Home med lists make me crazy. - page 5

by imintrouble

5,936 Views | 46 Comments

I hate home med lists. Hate, hate, hate them. They come up from the ER with no dosages, no routes, and no correct name. "Stool softener" is not an approved med name. The ER MD checks all the boxes to continue, and I know he/she... Read More


  1. 1
    Quote from sissiesmama
    Working in the ER, the home med list was always a pain in the butt. After I started having health issues I wanted to make sure I wasnt one of "those patients". I used my iphone to list my meds on the "notes" app and made a pic.

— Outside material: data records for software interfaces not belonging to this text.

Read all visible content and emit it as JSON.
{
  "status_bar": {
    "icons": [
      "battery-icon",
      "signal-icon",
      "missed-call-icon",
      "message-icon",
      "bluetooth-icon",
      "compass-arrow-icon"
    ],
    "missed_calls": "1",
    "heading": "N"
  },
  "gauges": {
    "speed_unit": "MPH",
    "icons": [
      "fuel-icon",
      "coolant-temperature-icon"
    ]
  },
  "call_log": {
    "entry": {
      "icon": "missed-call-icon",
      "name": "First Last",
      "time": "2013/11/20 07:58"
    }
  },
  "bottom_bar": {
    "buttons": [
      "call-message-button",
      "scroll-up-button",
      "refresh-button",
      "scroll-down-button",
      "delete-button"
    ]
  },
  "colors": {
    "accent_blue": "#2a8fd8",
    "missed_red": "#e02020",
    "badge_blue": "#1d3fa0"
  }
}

Printed it out, and my docs and the ER staff when I have to go love it.

    Anne, RNC

    Ugh!!

    I work in peds and every now and then will have patients whose parents bring in typed up home med lists, alphabetized by generic med name, with complete dosage info, etc. [ side note: I ADORE THESE FAMILIES] These are literally PERFECT lists... Extra copies printed out and all with patient's name, DOB, etc (and they usually will also have a second list of "Meds By Time of Day" as well...).

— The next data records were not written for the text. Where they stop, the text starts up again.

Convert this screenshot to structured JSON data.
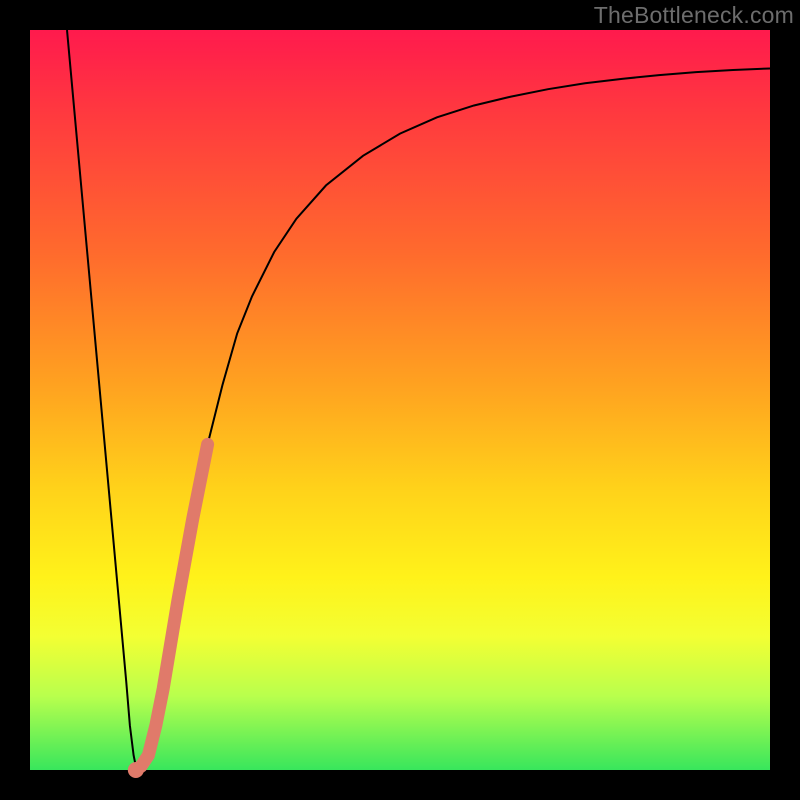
{
  "watermark": "TheBottleneck.com",
  "chart_data": {
    "type": "line",
    "title": "",
    "xlabel": "",
    "ylabel": "",
    "xlim": [
      0,
      100
    ],
    "ylim": [
      0,
      100
    ],
    "series": [
      {
        "name": "black-curve",
        "color": "#000000",
        "stroke_width": 2,
        "x": [
          5,
          6,
          7,
          8,
          9,
          10,
          11,
          12,
          13,
          13.5,
          14,
          14.3,
          14.5,
          15,
          15.5,
          16,
          17,
          18,
          19,
          20,
          22,
          24,
          26,
          28,
          30,
          33,
          36,
          40,
          45,
          50,
          55,
          60,
          65,
          70,
          75,
          80,
          85,
          90,
          95,
          100
        ],
        "y": [
          100,
          89,
          78,
          67,
          56,
          45,
          34,
          23,
          12,
          6,
          2,
          0.5,
          0,
          0.3,
          0.8,
          2,
          6,
          11,
          17,
          23,
          34,
          44,
          52,
          59,
          64,
          70,
          74.5,
          79,
          83,
          86,
          88.2,
          89.8,
          91,
          92,
          92.8,
          93.4,
          93.9,
          94.3,
          94.6,
          94.8
        ]
      },
      {
        "name": "salmon-overlay",
        "color": "#e07a6a",
        "stroke_width": 13,
        "linecap": "round",
        "x": [
          14.3,
          15,
          16,
          17,
          18,
          19,
          20,
          21,
          22,
          23,
          24
        ],
        "y": [
          0,
          0.5,
          2,
          6,
          11,
          17,
          23,
          28.5,
          34,
          39,
          44
        ]
      }
    ],
    "minimum_marker": {
      "x": 14.3,
      "y": 0,
      "color": "#e07a6a",
      "radius": 8
    }
  }
}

    And despite their complete preparedness, the orders are not entered correctly!! It's beyond me how this happens! It's not just one of the meds is timed incorrectly--that I can understand. The problems I see are with DOSE or FREQUENCY or only a few of the meds being entered!

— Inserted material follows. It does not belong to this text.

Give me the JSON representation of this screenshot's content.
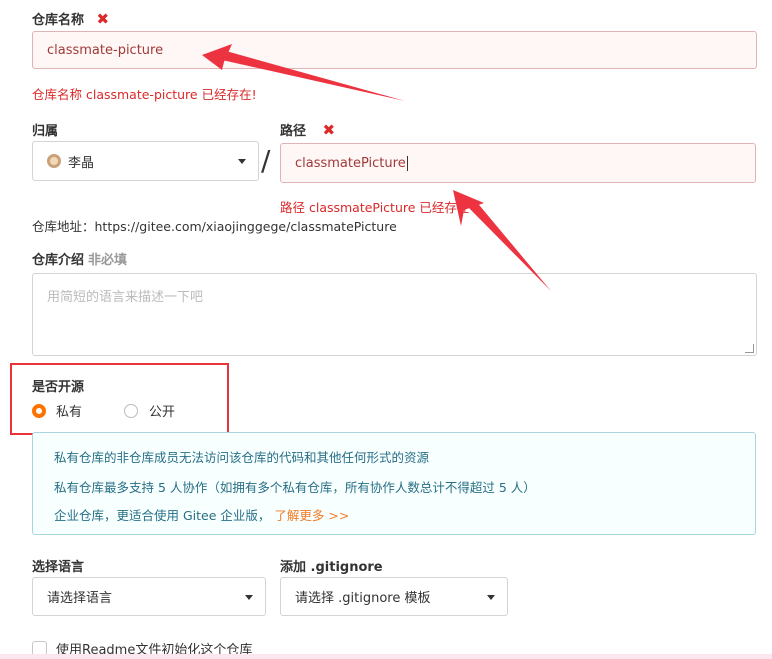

    I've spent over 2 hrs fixing and correcting the PTA Med Lists before...Why should this child have to miss his or her meds because he was admitted to the hospital?


    ***And the worst was the time I'd called the doc to discuss the med rec... He responded "Oh yea, I heard in report that this kid's meds are probably entered all wrong".... REALLY? Ugh!!!
    imintrouble likes this.
  2. 1
    [QUOTE=mbg18;7273679]Ugh!!

    I work in peds and every now and then will have patients whose parents bring in typed up home med lists, alphabetized by generic med name, with complete dosage info, etc. [ side note: I ADORE THESE FAMILIES] These are literally PERFECT lists... Extra copies printed out and all with patient's name, DOB, etc (and they usually will also have a second list of "Meds By Time of Day" as well...).

    And despite their complete preparedness, the orders are not entered correctly!! It's beyond me how this happens! It's not just one of the meds is timed incorrectly--that I can understand. The problems I see are with DOSE or FREQUENCY or only a few of the meds being entered!

    I've spent over 2 hrs fixing and correcting the PTA Med Lists before...Why should this child have to miss his or her meds because he was admitted to the hospital?


    Personally I love med lists that are like the ones above. I use Microsoft Rcvr in a table format and tons of columns for listing generic and patent names, dose and proper routs.

    Then i insert another table with my medical hx into a handy dandy table arranged buy earlier childhood Diseases and work it up as times passes

    My husband has chronic resp and heart issues and I u the syustem. He got awesome compliments from the ER and ICU,

    My DaD is 84 YO and I have trained him to sat nothing without the magic list and say he wants me to be MPOA.

    My method works, I havent seen even one med error. Knocking on wood.
    imintrouble likes this.
  3. 2
    We always tell our parents to throw all the mess in a bag or keep a list of them in their wallet. Some I our kids are on as many Meds as an old person!
    tewdles and imintrouble like this.
  4. 3
    I like it when no one reconciles the meds on day shift, or evening shift, and then leaves it for us at night! Yeah I'm really going to call the doc at 0200 to order all 30 of the patient's vitamins! Why could this not have been done earlier? Like, DURING the actual admission??!?
    newkidnurse, tewdles, and imintrouble like this.
  5. 3
    The home med lists. The worst part of an admit.
    tewdles, imintrouble, and applewhitern like this.
  6. 3
    After reading other people's responses, such as those that say the pharmacy dept. pitches in with the med-rec, the more upset I get! Here, it is all on the nurse, period. I have actually been reamed by management because a patient gave me a bottle of medication that she no longer takes. At the time, she acted as if she still used it (this was a "once per month" med) and did not correct me when I was writing it down. At the time of her discharge, she said she no longer takes it, so I got in trouble for putting it on her admission med-rec. Maybe I am wrong, but I thought the whole point of the med-rec was to help avoid mistakes. If a patient hands me the bottle, it has a current date, and I enter it on the computer, and the patient does not tell me she no longer takes it, am I supposed to read her mind? They come in sick, short of breath, etc., and can easily tell me the wrong thing. Again, I thought the whole point was to correct their meds prior to discharging them home. Why doesn't their doctor handle this? I am neither an MD or a pharmacist. Thanks for letting me vent!
    tewdles, imintrouble, and wooh like this.
  7. 1
    We do our best to get the med rec done in the er. We use surescripts. 3rs party real time download from participating pharmacies and all pharmacies in our area participate. Doesn't work for snf or the va but otherwise, if you fill a rx, we can download it.
    imintrouble likes this.


Top